→ RECORDS:
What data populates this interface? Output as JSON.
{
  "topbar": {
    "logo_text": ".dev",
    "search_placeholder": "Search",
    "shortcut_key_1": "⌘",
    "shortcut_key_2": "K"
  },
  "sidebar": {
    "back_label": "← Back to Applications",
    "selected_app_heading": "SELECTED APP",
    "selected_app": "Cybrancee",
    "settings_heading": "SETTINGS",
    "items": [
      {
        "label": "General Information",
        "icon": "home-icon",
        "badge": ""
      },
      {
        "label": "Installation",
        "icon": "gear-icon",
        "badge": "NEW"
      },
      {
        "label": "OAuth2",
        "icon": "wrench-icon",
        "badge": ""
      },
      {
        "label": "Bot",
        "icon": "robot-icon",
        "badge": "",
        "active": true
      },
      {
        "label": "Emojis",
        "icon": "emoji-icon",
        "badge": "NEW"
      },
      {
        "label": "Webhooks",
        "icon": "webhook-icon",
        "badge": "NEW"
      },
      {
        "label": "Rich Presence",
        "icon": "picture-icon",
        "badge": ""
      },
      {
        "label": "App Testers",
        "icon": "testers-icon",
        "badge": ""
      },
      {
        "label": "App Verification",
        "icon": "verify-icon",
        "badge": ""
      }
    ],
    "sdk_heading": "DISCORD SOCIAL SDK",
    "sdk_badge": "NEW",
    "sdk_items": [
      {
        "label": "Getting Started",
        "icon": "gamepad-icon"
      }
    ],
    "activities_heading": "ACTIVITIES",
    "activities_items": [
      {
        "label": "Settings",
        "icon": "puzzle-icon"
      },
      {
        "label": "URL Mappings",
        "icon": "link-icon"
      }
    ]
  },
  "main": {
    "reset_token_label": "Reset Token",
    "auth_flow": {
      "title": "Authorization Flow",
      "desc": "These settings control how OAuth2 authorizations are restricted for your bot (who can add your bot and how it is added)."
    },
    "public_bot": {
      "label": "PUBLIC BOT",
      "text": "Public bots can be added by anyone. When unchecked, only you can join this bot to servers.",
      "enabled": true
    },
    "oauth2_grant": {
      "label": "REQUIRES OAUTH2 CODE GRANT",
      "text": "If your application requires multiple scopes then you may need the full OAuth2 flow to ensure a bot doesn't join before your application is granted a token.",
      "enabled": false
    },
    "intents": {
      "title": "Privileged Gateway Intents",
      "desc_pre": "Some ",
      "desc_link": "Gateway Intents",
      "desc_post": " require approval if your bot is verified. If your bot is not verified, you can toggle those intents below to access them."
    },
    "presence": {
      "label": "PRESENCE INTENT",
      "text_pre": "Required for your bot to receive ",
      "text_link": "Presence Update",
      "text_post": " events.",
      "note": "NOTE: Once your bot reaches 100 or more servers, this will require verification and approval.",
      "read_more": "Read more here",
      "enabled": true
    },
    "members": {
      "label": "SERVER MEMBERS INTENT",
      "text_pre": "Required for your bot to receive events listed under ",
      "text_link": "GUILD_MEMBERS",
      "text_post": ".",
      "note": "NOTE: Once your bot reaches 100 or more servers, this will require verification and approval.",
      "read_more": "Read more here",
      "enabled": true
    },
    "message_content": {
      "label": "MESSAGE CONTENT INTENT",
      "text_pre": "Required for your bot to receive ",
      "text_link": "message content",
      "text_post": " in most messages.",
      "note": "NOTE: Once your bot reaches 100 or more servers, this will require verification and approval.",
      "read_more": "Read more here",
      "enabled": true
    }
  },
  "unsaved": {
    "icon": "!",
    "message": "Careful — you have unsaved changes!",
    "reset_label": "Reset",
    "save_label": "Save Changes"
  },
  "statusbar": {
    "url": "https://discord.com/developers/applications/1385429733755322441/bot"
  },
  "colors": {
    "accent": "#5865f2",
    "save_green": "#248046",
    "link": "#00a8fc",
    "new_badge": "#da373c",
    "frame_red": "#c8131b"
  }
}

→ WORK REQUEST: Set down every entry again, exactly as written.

→ ANSWER SPACE:
What data populates this interface? Output as JSON.
{
  "topbar": {
    "logo_text": ".dev",
    "search_placeholder": "Search",
    "shortcut_key_1": "⌘",
    "shortcut_key_2": "K"
  },
  "sidebar": {
    "back_label": "← Back to Applications",
    "selected_app_heading": "SELECTED APP",
    "selected_app": "Cybrancee",
    "settings_heading": "SETTINGS",
    "items": [
      {
        "label": "General Information",
        "icon": "home-icon",
        "badge": ""
      },
      {
        "label": "Installation",
        "icon": "gear-icon",
        "badge": "NEW"
      },
      {
        "label": "OAuth2",
        "icon": "wrench-icon",
        "badge": ""
      },
      {
        "label": "Bot",
        "icon": "robot-icon",
        "badge": "",
        "active": true
      },
      {
        "label": "Emojis",
        "icon": "emoji-icon",
        "badge": "NEW"
      },
      {
        "label": "Webhooks",
        "icon": "webhook-icon",
        "badge": "NEW"
      },
      {
        "label": "Rich Presence",
        "icon": "picture-icon",
        "badge": ""
      },
      {
        "label": "App Testers",
        "icon": "testers-icon",
        "badge": ""
      },
      {
        "label": "App Verification",
        "icon": "verify-icon",
        "badge": ""
      }
    ],
    "sdk_heading": "DISCORD SOCIAL SDK",
    "sdk_badge": "NEW",
    "sdk_items": [
      {
        "label": "Getting Started",
        "icon": "gamepad-icon"
      }
    ],
    "activities_heading": "ACTIVITIES",
    "activities_items": [
      {
        "label": "Settings",
        "icon": "puzzle-icon"
      },
      {
        "label": "URL Mappings",
        "icon": "link-icon"
      }
    ]
  },
  "main": {
    "reset_token_label": "Reset Token",
    "auth_flow": {
      "title": "Authorization Flow",
      "desc": "These settings control how OAuth2 authorizations are restricted for your bot (who can add your bot and how it is added)."
    },
    "public_bot": {
      "label": "PUBLIC BOT",
      "text": "Public bots can be added by anyone. When unchecked, only you can join this bot to servers.",
      "enabled": true
    },
    "oauth2_grant": {
      "label": "REQUIRES OAUTH2 CODE GRANT",
      "text": "If your application requires multiple scopes then you may need the full OAuth2 flow to ensure a bot doesn't join before your application is granted a token.",
      "enabled": false
    },
    "intents": {
      "title": "Privileged Gateway Intents",
      "desc_pre": "Some ",
      "desc_link": "Gateway Intents",
      "desc_post": " require approval if your bot is verified. If your bot is not verified, you can toggle those intents below to access them."
    },
    "presence": {
      "label": "PRESENCE INTENT",
      "text_pre": "Required for your bot to receive ",
      "text_link": "Presence Update",
      "text_post": " events.",
      "note": "NOTE: Once your bot reaches 100 or more servers, this will require verification and approval.",
      "read_more": "Read more here",
      "enabled": true
    },
    "members": {
      "label": "SERVER MEMBERS INTENT",
      "text_pre": "Required for your bot to receive events listed under ",
      "text_link": "GUILD_MEMBERS",
      "text_post": ".",
      "note": "NOTE: Once your bot reaches 100 or more servers, this will require verification and approval.",
      "read_more": "Read more here",
      "enabled": true
    },
    "message_content": {
      "label": "MESSAGE CONTENT INTENT",
      "text_pre": "Required for your bot to receive ",
      "text_link": "message content",
      "text_post": " in most messages.",
      "note": "NOTE: Once your bot reaches 100 or more servers, this will require verification and approval.",
      "read_more": "Read more here",
      "enabled": true
    }
  },
  "unsaved": {
    "icon": "!",
    "message": "Careful — you have unsaved changes!",
    "reset_label": "Reset",
    "save_label": "Save Changes"
  },
  "statusbar": {
    "url": "https://discord.com/developers/applications/1385429733755322441/bot"
  },
  "colors": {
    "accent": "#5865f2",
    "save_green": "#248046",
    "link": "#00a8fc",
    "new_badge": "#da373c",
    "frame_red": "#c8131b"
  }
}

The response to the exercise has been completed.